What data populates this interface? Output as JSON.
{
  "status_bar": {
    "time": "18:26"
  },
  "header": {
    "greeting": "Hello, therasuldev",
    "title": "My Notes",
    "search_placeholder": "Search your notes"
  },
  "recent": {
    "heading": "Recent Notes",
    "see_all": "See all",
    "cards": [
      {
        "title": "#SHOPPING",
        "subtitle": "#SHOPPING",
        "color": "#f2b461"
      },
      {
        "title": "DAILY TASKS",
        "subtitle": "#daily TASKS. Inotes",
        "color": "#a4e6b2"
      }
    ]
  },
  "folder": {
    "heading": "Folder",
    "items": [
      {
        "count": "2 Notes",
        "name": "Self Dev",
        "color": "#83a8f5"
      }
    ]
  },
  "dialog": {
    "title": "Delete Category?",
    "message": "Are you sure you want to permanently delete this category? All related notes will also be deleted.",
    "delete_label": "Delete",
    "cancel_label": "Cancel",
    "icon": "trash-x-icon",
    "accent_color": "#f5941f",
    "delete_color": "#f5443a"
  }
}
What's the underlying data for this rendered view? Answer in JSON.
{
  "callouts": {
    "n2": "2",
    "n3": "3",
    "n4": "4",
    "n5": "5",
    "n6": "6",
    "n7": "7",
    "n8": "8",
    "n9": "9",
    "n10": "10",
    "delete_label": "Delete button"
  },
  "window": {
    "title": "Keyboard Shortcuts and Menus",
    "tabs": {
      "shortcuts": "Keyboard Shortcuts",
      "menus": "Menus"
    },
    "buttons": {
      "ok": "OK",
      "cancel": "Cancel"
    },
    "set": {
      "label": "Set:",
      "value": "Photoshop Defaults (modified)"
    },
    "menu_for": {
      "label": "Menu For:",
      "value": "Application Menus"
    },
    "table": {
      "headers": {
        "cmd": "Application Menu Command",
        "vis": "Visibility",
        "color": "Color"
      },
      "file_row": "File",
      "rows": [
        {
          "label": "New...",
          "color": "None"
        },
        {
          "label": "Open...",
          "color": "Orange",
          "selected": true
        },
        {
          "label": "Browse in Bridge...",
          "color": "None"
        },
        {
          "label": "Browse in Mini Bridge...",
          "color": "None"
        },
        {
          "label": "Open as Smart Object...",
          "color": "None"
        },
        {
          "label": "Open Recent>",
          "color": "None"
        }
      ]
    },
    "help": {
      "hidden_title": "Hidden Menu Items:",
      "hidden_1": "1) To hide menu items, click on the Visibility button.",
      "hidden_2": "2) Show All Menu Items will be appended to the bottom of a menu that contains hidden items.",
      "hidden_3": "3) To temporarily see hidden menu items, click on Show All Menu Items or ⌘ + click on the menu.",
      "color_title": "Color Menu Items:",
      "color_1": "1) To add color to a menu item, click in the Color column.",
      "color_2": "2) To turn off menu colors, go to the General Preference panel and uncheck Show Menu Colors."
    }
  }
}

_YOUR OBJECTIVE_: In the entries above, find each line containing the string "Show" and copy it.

_ANSWER SPACE_:
      "hidden_2": "2) Show All Menu Items will be appended to the bottom of a menu that contains hidden items.",
      "hidden_3": "3) To temporarily see hidden menu items, click on Show All Menu Items or ⌘ + click on the menu.",
      "color_2": "2) To turn off menu colors, go to the General Preference panel and uncheck Show Menu Colors."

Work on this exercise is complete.